If you've read very much of my blog, you know that I love all kinds of critters. I have been befriended by horses, geese, cats galore, heck, I was even the object of a cockatiel's affection. I have had my hand licked by wild goats and wolves. But my favorites are dogs. There are so many things to love about dogs. They give affection freely. They do not judge by race or gender or age. They don't mind being seen in public with you if your hair is messy or you're wearing your laundry-day pants. It's a matter of complete indifference to them whether you're straight, gay, liberal, conservative, a good singer, a bad dancer, or can't balance your checking account. They just love the company of humans.
I am by no means a world traveler, but have been to Budapest and Western Hungary, as well as Vienna and Paris. I've been to several places in the USA. I have met all sorts of dogs on my journey through life, with all sorts of personalities. There was the Doberman I'd pass every day on my way to elementary school. She was incredibly sweet and stared at me longingly until I walked over to the fence to pet her. Odin was a two-hundred pound Newfoundland, the runt of his litter, who worked in a print shop at night with one of my college classmates. He was very intuitive, and would scare away anyone who had bad vibes. The biggest danger I ever felt from him was drowning in dog slobber.
I've made friends with St. Bernards, Rottweilers, Bull Terriers (AKA Pit Bulls), mutts, Poodles, West Highland Terriers, English and French Bulldogs, Bernese Mountain Dogs, Irish Wolfhounds, Scottish and Yorkshire Terriers, Pugs, Labradors...too many breeds to name. I've met dogs that didn't speak a word of English, but clearly said, "Slurp, slurp, I must kiss you. I like you. Let's be friends." Heck, I haven't had a strange dog come up and kiss me since...last Friday. I haven't met any new dogs since last Friday, by the way.
Much like I do with people, I have been known to jump in the fray when I see a dog getting beaten up by another dog. I am literally sitting here shaking my head over that one, as I have watched people let their leashed dogs go after another pet and not do anything about it. Crazy Katrina jumps right in the fray and makes sure nobody is being bullied. And I am the one who will call the police when dogs are left in a hot car. And I have done the same for children left in a hot car, on more than one occasion. Shaking my head again. Why anyone would treat a child or a pet this way is beyond my comprehension. I guess to understand I would have to be a bit like them, and I have no desire to do so.
So you get the picture. I am someone who loves, and is generally loved by, dogs. Except for the neighborhood bullying Beagles when I was in High School. I have known a couple of Beagle mixes, and the beagle part of their personality was very sweet. And hungry. Their beagle coloring made them lovely to look at, as they are really good-looking canines. Snoopy is a beagle. Although I have to say right here and now that he bears no resemblance to any beagle I have ever known. There were two beagles that lived across the street and two houses over.

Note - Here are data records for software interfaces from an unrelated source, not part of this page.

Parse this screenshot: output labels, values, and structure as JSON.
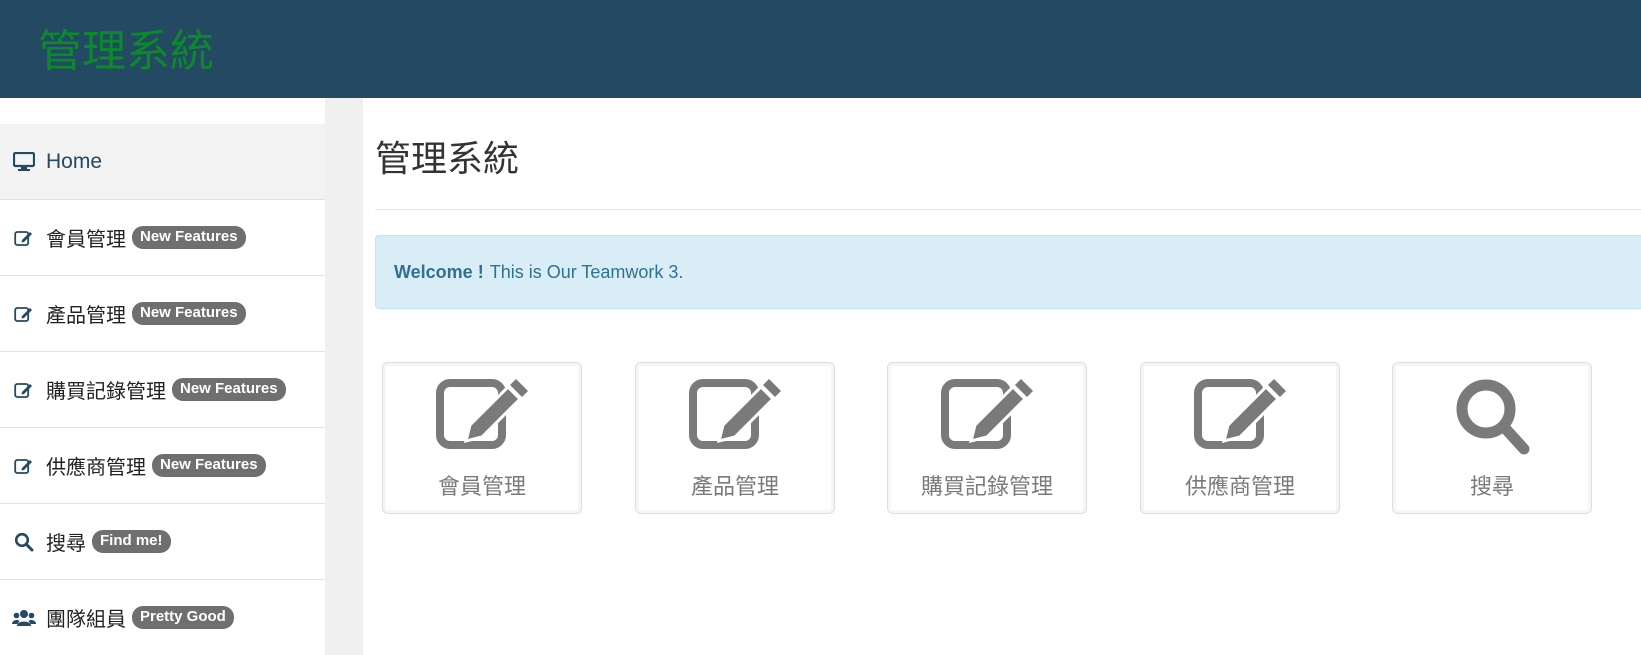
{
  "header": {
    "brand": "管理系統"
  },
  "sidebar": {
    "items": [
      {
        "label": "Home",
        "icon": "monitor-icon",
        "badge": null
      },
      {
        "label": "會員管理",
        "icon": "edit-icon",
        "badge": "New Features"
      },
      {
        "label": "產品管理",
        "icon": "edit-icon",
        "badge": "New Features"
      },
      {
        "label": "購買記錄管理",
        "icon": "edit-icon",
        "badge": "New Features"
      },
      {
        "label": "供應商管理",
        "icon": "edit-icon",
        "badge": "New Features"
      },
      {
        "label": "搜尋",
        "icon": "search-icon",
        "badge": "Find me!"
      },
      {
        "label": "團隊組員",
        "icon": "users-icon",
        "badge": "Pretty Good"
      }
    ]
  },
  "main": {
    "title": "管理系統",
    "alert": {
      "strong": "Welcome !",
      "text": "This is Our Teamwork 3."
    },
    "tiles": [
      {
        "label": "會員管理",
        "icon": "edit-icon"
      },
      {
        "label": "產品管理",
        "icon": "edit-icon"
      },
      {
        "label": "購買記錄管理",
        "icon": "edit-icon"
      },
      {
        "label": "供應商管理",
        "icon": "edit-icon"
      },
      {
        "label": "搜尋",
        "icon": "search-icon"
      }
    ]
  },
  "colors": {
    "topbar": "#244963",
    "brand": "#0a8a2a",
    "badge": "#6f6f6f",
    "alert_bg": "#d9edf7",
    "alert_text": "#31708f",
    "tile_icon": "#7a7a7a"
  }
}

At first, I thought that the way they bayed instead of really barking was kind of weird, but I got used to it. The problem was that from time to time they would get out of their yard and try to terrorize the neighborhood. Like many dogs, they felt that everything as far as they could see was their territory. When they broke out of their fenced yard, they ran as a pack of two to explore that territory, and defend it if necessary. They would see someone coming and start to challenge them with baying barks and aggressive growling. Normally, I just hollered at them to go home and stared them down, but one day they went too far.
It was a snowy day, and I was exhausted from walking more than a mile from school in snow that was over a foot deep. As I passed the edge of our next-door neighbor's driveway, I felt a sense of relief. I was at the edge of our property, so I was nearly home. That was when the beagles came out from behind Gram's car and started acting like they were going to attack me. I was furious and disgusted. It was one thing to have them get crazy with me in the street, or if I had been in their yard, for that matter. But this was MY house, and I had worked hard to get home. Attack me on my own lawn? I don't think so! I took a look at them, set my legs firmly, and beckoned them on while bending over at the waist. "You want to attack me in my own yard, you sons of female canines? Well, you better make it good, because I'll kick your butts!" (And would have done if necessary, but only in self-defense.) I must have been speaking in bully-dog tongues, because they sort or looked at each other like, "Oh, hey, was that mama calling us? I think it was! We better go home so mama doesn't get mad!" Yes, they did the backdown. Score one for the crazy tired girl. I got to my home and warmth and food with no further drama, where I was lovingly greeted by my dogs. And though they had many more escapes from their yard, they must have learned from our encounter, because after that I was never again bothered or boggled by the beagles.